## TASK DETAILS:
Below are some entries; set them all down exactly.

## Records from a collection:

____

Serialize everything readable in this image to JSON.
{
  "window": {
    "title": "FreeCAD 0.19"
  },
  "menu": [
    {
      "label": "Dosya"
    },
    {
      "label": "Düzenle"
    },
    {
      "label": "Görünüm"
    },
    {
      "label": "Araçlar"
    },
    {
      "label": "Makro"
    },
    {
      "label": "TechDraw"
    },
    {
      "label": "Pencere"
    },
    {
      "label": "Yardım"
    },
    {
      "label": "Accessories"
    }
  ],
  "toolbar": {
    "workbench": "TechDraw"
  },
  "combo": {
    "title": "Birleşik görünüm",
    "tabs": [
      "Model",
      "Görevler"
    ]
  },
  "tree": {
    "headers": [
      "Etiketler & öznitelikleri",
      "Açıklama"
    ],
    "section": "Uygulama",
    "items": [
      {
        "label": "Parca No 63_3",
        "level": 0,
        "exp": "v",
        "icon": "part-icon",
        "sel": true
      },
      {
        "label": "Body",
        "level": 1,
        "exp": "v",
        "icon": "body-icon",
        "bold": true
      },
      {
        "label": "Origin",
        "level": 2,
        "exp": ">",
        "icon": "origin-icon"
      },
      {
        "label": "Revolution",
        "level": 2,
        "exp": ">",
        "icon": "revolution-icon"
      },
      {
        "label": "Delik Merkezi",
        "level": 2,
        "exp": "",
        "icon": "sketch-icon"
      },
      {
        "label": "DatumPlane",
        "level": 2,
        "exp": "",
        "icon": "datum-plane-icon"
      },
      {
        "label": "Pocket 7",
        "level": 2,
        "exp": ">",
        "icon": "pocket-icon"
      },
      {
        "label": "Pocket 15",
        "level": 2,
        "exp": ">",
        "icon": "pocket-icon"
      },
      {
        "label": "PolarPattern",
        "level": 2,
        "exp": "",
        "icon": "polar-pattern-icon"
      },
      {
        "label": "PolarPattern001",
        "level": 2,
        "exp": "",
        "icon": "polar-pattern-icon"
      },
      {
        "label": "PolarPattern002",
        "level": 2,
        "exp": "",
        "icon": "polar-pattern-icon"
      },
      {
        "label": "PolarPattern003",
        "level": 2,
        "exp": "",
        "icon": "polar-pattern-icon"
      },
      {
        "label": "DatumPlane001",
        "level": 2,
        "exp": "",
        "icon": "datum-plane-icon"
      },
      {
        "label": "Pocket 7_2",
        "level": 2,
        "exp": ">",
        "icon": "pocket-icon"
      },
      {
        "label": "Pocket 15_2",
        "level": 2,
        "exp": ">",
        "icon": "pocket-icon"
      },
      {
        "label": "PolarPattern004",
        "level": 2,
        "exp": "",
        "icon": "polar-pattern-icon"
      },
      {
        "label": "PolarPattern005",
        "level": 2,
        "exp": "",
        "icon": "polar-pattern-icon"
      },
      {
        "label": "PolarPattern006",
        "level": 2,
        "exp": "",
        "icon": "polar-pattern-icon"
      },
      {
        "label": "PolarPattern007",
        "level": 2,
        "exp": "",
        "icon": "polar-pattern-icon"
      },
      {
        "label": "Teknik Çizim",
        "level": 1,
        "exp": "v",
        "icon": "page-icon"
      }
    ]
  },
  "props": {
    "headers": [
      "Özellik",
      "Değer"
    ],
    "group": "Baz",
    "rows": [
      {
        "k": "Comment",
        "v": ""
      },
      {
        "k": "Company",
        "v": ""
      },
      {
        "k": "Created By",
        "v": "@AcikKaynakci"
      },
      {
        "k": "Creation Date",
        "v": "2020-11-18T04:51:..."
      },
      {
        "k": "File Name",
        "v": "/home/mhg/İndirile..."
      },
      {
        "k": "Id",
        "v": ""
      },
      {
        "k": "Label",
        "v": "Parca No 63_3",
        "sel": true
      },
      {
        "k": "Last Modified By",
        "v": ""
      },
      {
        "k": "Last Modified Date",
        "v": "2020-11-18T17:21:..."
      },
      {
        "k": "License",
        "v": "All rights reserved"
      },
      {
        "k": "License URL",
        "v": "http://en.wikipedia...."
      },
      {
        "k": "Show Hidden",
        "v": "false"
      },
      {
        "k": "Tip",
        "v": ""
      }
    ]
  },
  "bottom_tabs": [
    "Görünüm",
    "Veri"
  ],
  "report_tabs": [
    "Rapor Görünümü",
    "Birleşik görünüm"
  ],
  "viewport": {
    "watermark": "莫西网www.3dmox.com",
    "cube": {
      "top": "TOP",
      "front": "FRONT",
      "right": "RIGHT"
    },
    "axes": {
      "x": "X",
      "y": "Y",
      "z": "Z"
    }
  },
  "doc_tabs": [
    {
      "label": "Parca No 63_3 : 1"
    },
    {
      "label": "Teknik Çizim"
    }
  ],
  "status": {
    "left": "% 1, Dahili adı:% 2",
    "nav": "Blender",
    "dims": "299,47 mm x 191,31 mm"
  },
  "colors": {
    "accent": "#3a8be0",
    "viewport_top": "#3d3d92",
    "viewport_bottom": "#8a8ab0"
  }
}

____

## SOLUTION TO THIS PROBLEM:
Serialize everything readable in this image to JSON.
{
  "window": {
    "title": "FreeCAD 0.19"
  },
  "menu": [
    {
      "label": "Dosya"
    },
    {
      "label": "Düzenle"
    },
    {
      "label": "Görünüm"
    },
    {
      "label": "Araçlar"
    },
    {
      "label": "Makro"
    },
    {
      "label": "TechDraw"
    },
    {
      "label": "Pencere"
    },
    {
      "label": "Yardım"
    },
    {
      "label": "Accessories"
    }
  ],
  "toolbar": {
    "workbench": "TechDraw"
  },
  "combo": {
    "title": "Birleşik görünüm",
    "tabs": [
      "Model",
      "Görevler"
    ]
  },
  "tree": {
    "headers": [
      "Etiketler & öznitelikleri",
      "Açıklama"
    ],
    "section": "Uygulama",
    "items": [
      {
        "label": "Parca No 63_3",
        "level": 0,
        "exp": "v",
        "icon": "part-icon",
        "sel": true
      },
      {
        "label": "Body",
        "level": 1,
        "exp": "v",
        "icon": "body-icon",
        "bold": true
      },
      {
        "label": "Origin",
        "level": 2,
        "exp": ">",
        "icon": "origin-icon"
      },
      {
        "label": "Revolution",
        "level": 2,
        "exp": ">",
        "icon": "revolution-icon"
      },
      {
        "label": "Delik Merkezi",
        "level": 2,
        "exp": "",
        "icon": "sketch-icon"
      },
      {
        "label": "DatumPlane",
        "level": 2,
        "exp": "",
        "icon": "datum-plane-icon"
      },
      {
        "label": "Pocket 7",
        "level": 2,
        "exp": ">",
        "icon": "pocket-icon"
      },
      {
        "label": "Pocket 15",
        "level": 2,
        "exp": ">",
        "icon": "pocket-icon"
      },
      {
        "label": "PolarPattern",
        "level": 2,
        "exp": "",
        "icon": "polar-pattern-icon"
      },
      {
        "label": "PolarPattern001",
        "level": 2,
        "exp": "",
        "icon": "polar-pattern-icon"
      },
      {
        "label": "PolarPattern002",
        "level": 2,
        "exp": "",
        "icon": "polar-pattern-icon"
      },
      {
        "label": "PolarPattern003",
        "level": 2,
        "exp": "",
        "icon": "polar-pattern-icon"
      },
      {
        "label": "DatumPlane001",
        "level": 2,
        "exp": "",
        "icon": "datum-plane-icon"
      },
      {
        "label": "Pocket 7_2",
        "level": 2,
        "exp": ">",
        "icon": "pocket-icon"
      },
      {
        "label": "Pocket 15_2",
        "level": 2,
        "exp": ">",
        "icon": "pocket-icon"
      },
      {
        "label": "PolarPattern004",
        "level": 2,
        "exp": "",
        "icon": "polar-pattern-icon"
      },
      {
        "label": "PolarPattern005",
        "level": 2,
        "exp": "",
        "icon": "polar-pattern-icon"
      },
      {
        "label": "PolarPattern006",
        "level": 2,
        "exp": "",
        "icon": "polar-pattern-icon"
      },
      {
        "label": "PolarPattern007",
        "level": 2,
        "exp": "",
        "icon": "polar-pattern-icon"
      },
      {
        "label": "Teknik Çizim",
        "level": 1,
        "exp": "v",
        "icon": "page-icon"
      }
    ]
  },
  "props": {
    "headers": [
      "Özellik",
      "Değer"
    ],
    "group": "Baz",
    "rows": [
      {
        "k": "Comment",
        "v": ""
      },
      {
        "k": "Company",
        "v": ""
      },
      {
        "k": "Created By",
        "v": "@AcikKaynakci"
      },
      {
        "k": "Creation Date",
        "v": "2020-11-18T04:51:..."
      },
      {
        "k": "File Name",
        "v": "/home/mhg/İndirile..."
      },
      {
        "k": "Id",
        "v": ""
      },
      {
        "k": "Label",
        "v": "Parca No 63_3",
        "sel": true
      },
      {
        "k": "Last Modified By",
        "v": ""
      },
      {
        "k": "Last Modified Date",
        "v": "2020-11-18T17:21:..."
      },
      {
        "k": "License",
        "v": "All rights reserved"
      },
      {
        "k": "License URL",
        "v": "http://en.wikipedia...."
      },
      {
        "k": "Show Hidden",
        "v": "false"
      },
      {
        "k": "Tip",
        "v": ""
      }
    ]
  },
  "bottom_tabs": [
    "Görünüm",
    "Veri"
  ],
  "report_tabs": [
    "Rapor Görünümü",
    "Birleşik görünüm"
  ],
  "viewport": {
    "watermark": "莫西网www.3dmox.com",
    "cube": {
      "top": "TOP",
      "front": "FRONT",
      "right": "RIGHT"
    },
    "axes": {
      "x": "X",
      "y": "Y",
      "z": "Z"
    }
  },
  "doc_tabs": [
    {
      "label": "Parca No 63_3 : 1"
    },
    {
      "label": "Teknik Çizim"
    }
  ],
  "status": {
    "left": "% 1, Dahili adı:% 2",
    "nav": "Blender",
    "dims": "299,47 mm x 191,31 mm"
  },
  "colors": {
    "accent": "#3a8be0",
    "viewport_top": "#3d3d92",
    "viewport_bottom": "#8a8ab0"
  }
}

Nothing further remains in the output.